About this exercise.
Count each line below that has "inputs" anywhere in it. Answer with the total alone.

Records contained in a dataset:
-- -- --

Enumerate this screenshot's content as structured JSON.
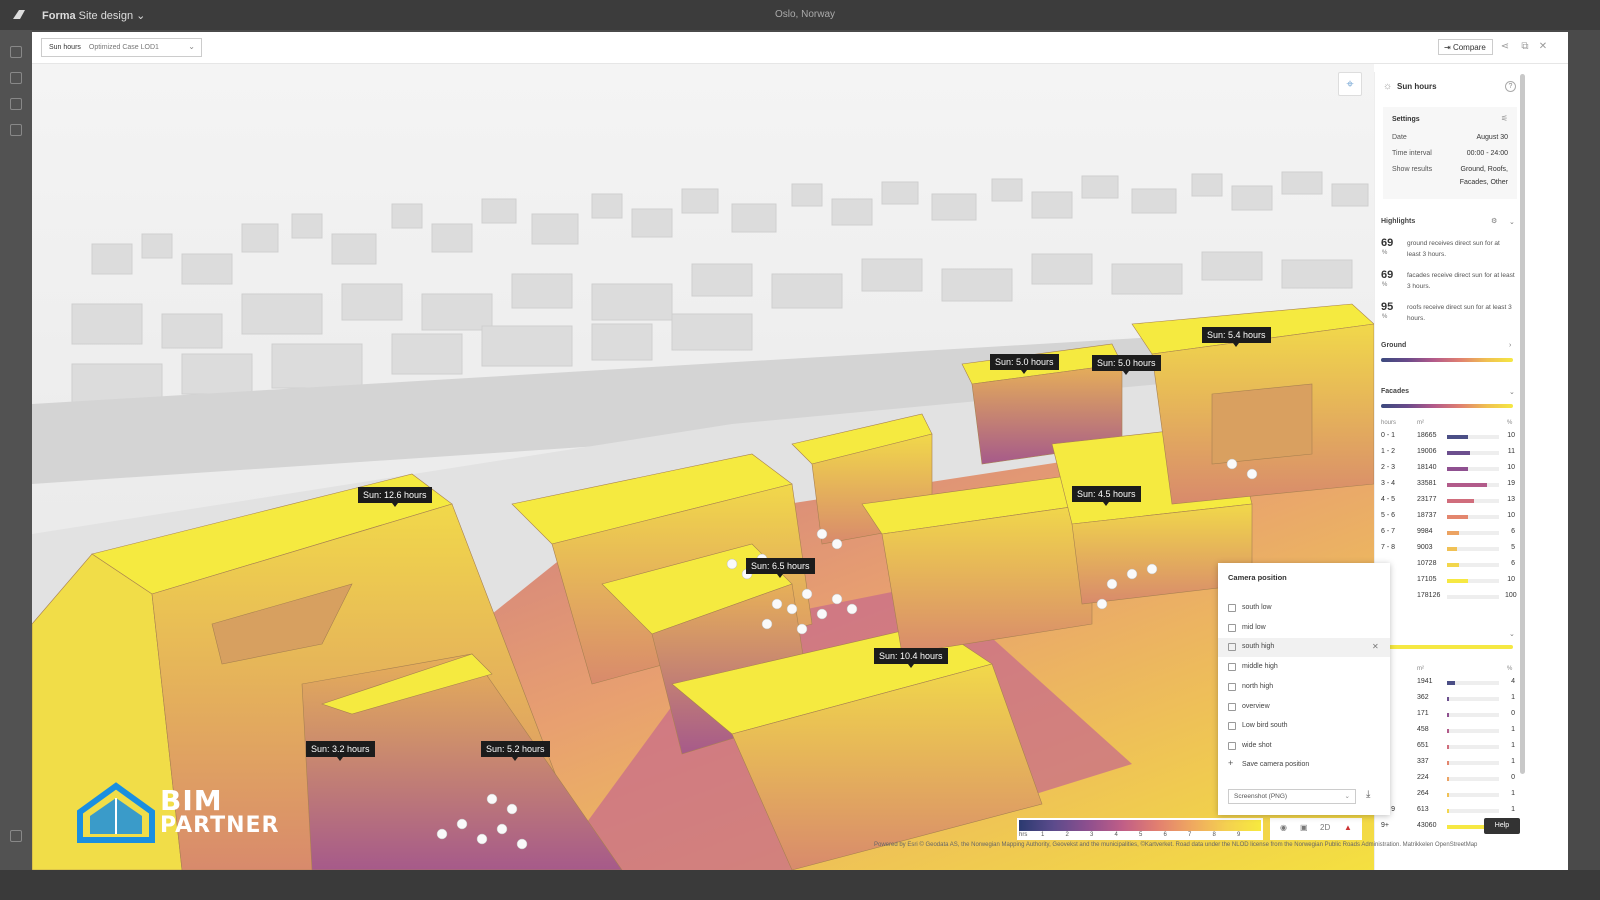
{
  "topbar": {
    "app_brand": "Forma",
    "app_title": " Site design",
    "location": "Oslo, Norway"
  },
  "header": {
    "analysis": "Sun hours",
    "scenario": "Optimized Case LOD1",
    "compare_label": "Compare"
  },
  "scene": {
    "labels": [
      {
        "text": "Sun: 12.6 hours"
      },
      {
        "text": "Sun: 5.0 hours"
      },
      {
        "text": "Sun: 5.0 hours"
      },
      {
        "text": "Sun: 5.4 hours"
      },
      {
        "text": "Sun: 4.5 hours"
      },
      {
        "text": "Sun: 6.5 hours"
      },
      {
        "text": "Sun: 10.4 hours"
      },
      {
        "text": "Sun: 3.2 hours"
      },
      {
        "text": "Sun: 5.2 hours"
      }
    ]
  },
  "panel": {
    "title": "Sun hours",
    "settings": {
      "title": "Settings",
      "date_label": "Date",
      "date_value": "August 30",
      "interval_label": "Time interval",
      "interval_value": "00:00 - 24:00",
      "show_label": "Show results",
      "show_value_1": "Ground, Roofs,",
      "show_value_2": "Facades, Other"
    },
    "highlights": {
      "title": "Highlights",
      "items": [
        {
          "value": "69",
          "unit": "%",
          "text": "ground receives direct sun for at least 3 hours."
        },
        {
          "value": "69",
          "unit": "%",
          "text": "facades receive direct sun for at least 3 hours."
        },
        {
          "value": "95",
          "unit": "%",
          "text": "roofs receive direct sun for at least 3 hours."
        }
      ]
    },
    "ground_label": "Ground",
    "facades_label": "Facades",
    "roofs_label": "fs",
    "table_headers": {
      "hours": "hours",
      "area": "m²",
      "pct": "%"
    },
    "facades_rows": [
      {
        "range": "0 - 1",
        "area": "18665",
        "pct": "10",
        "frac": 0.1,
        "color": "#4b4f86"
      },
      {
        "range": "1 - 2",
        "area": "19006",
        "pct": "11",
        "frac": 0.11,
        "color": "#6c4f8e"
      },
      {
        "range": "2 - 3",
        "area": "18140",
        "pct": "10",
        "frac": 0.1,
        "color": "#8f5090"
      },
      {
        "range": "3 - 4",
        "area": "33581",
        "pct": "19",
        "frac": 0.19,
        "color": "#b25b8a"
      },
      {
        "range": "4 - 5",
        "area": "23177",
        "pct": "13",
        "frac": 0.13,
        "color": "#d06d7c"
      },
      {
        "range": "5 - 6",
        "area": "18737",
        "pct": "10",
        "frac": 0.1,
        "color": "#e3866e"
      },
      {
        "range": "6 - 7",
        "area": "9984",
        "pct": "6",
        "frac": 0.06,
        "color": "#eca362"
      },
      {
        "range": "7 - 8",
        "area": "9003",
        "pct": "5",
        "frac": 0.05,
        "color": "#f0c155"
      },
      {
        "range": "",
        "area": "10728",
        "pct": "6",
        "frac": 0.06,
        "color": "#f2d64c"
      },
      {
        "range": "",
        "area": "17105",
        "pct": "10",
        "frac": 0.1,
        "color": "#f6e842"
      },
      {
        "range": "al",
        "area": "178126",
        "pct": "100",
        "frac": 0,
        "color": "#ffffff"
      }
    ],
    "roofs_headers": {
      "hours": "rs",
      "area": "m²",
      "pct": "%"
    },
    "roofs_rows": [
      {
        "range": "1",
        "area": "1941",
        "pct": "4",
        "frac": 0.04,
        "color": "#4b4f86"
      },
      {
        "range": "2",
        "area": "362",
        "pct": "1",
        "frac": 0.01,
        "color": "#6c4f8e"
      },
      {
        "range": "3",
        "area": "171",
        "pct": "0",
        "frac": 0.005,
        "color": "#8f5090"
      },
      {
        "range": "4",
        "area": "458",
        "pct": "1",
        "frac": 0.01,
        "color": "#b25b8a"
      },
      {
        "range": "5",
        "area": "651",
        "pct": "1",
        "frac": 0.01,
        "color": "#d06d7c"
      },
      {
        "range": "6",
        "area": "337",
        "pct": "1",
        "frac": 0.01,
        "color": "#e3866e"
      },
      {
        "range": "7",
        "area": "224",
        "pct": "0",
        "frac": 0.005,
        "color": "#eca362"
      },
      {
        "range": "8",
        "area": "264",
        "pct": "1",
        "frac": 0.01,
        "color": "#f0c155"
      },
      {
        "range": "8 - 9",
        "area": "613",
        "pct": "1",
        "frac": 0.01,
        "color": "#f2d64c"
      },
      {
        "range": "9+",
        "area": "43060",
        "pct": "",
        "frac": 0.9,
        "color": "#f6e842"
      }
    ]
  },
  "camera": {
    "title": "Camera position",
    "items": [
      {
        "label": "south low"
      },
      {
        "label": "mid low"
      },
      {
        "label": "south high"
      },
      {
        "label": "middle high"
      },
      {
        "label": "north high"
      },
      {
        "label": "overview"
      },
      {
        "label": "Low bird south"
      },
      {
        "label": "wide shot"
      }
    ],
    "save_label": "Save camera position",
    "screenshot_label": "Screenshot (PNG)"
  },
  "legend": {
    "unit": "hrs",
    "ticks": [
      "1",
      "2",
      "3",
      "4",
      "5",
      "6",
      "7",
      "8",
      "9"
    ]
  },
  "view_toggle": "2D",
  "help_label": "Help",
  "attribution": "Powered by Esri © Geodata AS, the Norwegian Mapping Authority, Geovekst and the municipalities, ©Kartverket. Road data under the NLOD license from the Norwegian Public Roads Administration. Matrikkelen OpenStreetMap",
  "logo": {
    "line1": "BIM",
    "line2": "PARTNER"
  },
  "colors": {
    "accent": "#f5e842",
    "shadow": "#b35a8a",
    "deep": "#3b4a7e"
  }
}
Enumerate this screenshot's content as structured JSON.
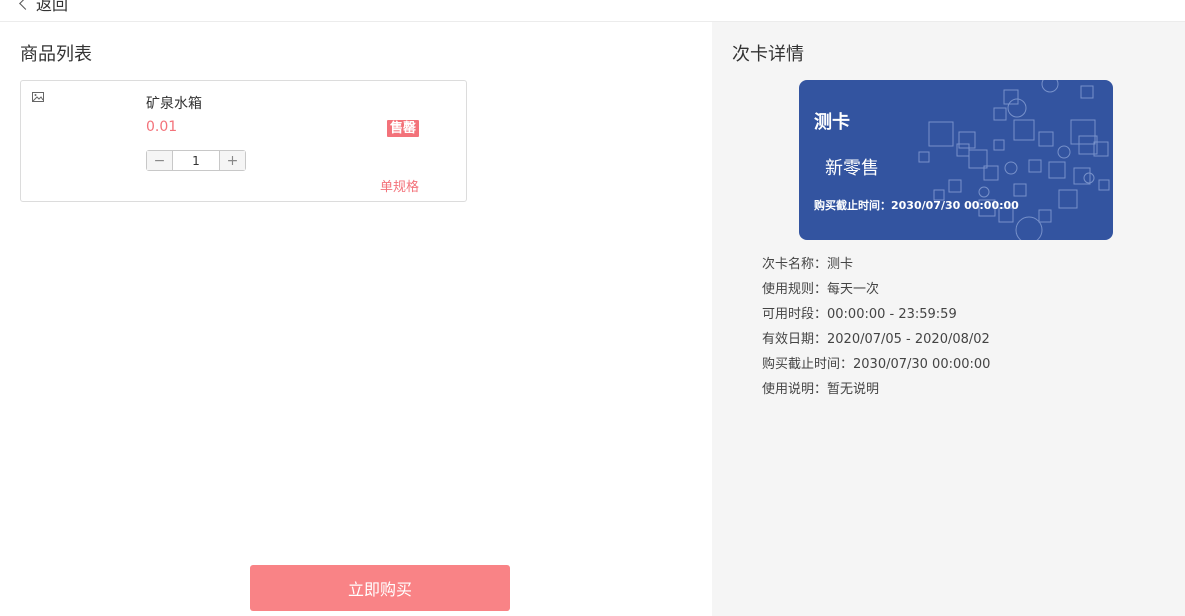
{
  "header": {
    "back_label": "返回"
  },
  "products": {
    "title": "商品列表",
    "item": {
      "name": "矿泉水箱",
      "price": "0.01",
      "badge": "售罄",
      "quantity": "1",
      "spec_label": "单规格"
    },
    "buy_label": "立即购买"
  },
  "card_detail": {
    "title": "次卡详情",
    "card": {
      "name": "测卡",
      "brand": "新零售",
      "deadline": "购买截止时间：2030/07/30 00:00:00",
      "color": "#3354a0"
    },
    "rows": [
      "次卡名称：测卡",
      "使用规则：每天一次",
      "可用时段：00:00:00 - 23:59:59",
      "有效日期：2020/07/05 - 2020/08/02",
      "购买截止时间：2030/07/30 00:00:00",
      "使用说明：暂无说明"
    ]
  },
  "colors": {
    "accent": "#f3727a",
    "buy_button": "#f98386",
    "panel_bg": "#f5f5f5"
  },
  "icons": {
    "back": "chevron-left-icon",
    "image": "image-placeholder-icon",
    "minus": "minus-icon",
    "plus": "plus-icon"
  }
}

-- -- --

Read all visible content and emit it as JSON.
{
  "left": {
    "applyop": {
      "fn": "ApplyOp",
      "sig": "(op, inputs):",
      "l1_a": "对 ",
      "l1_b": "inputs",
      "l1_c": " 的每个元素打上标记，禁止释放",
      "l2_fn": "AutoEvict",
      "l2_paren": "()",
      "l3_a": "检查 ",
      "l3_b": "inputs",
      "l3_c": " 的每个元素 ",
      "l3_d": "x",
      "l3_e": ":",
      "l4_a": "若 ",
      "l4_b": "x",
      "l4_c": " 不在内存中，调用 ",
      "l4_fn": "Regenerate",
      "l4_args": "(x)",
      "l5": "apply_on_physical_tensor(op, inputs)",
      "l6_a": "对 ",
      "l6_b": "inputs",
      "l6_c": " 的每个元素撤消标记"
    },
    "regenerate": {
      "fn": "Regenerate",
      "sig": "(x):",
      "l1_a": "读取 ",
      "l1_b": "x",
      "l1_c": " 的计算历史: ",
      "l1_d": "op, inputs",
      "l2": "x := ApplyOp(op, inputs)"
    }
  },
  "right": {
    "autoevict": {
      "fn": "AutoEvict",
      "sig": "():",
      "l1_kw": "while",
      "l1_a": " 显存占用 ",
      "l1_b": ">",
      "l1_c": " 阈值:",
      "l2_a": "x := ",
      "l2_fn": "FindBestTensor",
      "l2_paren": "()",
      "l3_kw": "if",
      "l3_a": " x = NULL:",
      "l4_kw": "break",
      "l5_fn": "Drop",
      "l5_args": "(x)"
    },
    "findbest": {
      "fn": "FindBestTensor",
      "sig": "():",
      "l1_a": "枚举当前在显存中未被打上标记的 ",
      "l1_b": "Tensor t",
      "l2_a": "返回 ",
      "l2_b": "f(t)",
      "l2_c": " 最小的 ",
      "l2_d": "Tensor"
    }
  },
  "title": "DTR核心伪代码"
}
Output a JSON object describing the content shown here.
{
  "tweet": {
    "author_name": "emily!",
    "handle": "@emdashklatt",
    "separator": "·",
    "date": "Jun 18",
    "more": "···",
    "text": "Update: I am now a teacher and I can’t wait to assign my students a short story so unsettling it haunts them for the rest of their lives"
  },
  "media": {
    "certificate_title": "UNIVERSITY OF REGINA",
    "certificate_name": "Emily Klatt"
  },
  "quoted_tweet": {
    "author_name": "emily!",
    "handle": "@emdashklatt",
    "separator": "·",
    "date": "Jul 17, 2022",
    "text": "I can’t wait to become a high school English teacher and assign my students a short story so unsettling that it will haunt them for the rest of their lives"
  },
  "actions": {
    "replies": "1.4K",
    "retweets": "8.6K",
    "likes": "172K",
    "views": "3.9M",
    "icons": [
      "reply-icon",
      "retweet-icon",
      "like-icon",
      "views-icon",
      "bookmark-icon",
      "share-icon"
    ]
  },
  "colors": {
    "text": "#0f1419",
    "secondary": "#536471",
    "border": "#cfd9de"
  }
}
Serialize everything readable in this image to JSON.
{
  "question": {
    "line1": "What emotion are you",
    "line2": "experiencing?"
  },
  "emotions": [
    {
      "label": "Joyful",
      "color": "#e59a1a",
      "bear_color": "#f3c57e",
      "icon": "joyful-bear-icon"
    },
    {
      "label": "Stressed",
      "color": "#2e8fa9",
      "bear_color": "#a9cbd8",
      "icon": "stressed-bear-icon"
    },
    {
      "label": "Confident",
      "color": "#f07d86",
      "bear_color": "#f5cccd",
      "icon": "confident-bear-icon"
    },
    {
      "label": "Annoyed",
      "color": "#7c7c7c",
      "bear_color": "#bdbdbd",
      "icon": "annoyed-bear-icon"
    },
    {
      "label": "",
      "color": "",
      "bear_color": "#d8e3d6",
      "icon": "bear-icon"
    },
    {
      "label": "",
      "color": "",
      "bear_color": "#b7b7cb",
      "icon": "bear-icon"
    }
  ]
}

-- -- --

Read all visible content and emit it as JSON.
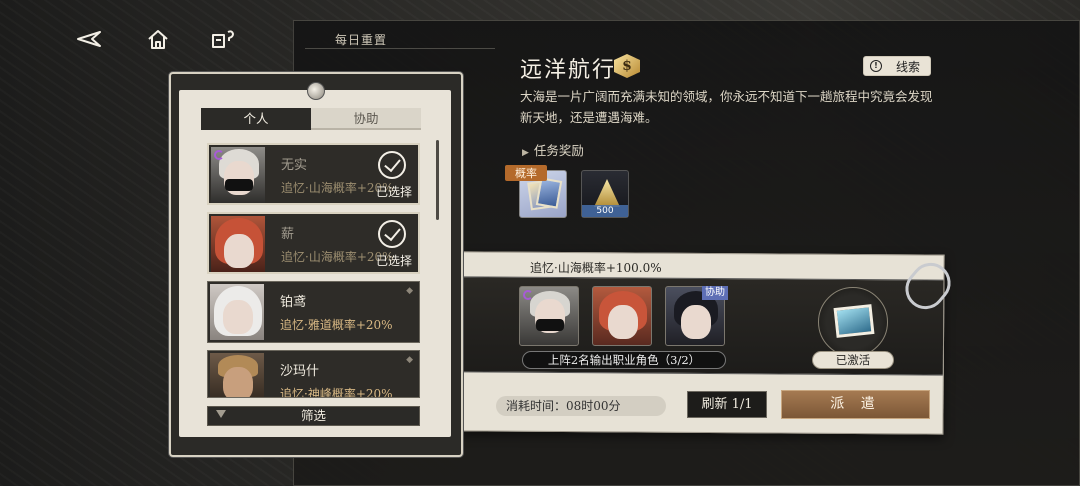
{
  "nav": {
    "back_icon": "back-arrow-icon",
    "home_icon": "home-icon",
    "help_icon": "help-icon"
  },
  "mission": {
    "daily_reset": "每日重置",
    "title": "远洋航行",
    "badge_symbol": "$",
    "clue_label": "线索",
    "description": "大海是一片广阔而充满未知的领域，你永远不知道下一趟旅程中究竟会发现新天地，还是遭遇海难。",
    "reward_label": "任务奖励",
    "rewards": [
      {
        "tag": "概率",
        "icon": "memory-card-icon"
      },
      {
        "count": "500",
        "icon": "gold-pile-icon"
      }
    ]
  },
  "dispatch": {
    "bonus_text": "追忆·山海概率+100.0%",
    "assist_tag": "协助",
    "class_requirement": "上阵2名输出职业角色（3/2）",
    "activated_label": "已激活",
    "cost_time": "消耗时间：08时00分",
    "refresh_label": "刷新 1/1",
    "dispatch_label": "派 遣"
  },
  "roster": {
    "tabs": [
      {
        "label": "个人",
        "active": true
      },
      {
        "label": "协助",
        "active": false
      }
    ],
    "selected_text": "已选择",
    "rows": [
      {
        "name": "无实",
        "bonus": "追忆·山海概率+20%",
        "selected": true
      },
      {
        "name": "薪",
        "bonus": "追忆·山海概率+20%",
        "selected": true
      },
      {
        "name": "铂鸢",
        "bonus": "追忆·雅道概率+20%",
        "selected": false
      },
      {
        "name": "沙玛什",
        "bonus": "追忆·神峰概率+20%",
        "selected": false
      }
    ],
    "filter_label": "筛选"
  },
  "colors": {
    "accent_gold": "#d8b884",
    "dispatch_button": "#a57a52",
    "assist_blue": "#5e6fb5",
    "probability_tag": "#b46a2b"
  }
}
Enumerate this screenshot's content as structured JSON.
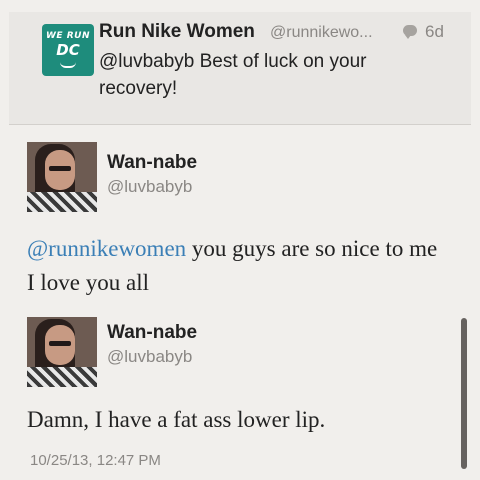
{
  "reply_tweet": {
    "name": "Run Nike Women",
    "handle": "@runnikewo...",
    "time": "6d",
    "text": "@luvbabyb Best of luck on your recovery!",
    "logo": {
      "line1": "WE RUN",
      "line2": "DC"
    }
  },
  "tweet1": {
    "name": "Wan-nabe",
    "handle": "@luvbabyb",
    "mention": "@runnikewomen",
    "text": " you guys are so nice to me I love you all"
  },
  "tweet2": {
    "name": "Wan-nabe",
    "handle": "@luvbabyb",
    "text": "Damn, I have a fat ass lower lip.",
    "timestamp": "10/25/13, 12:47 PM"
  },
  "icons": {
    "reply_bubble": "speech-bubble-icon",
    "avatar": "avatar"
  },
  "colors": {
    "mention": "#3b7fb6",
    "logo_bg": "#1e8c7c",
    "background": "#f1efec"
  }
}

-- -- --

Answer box.
7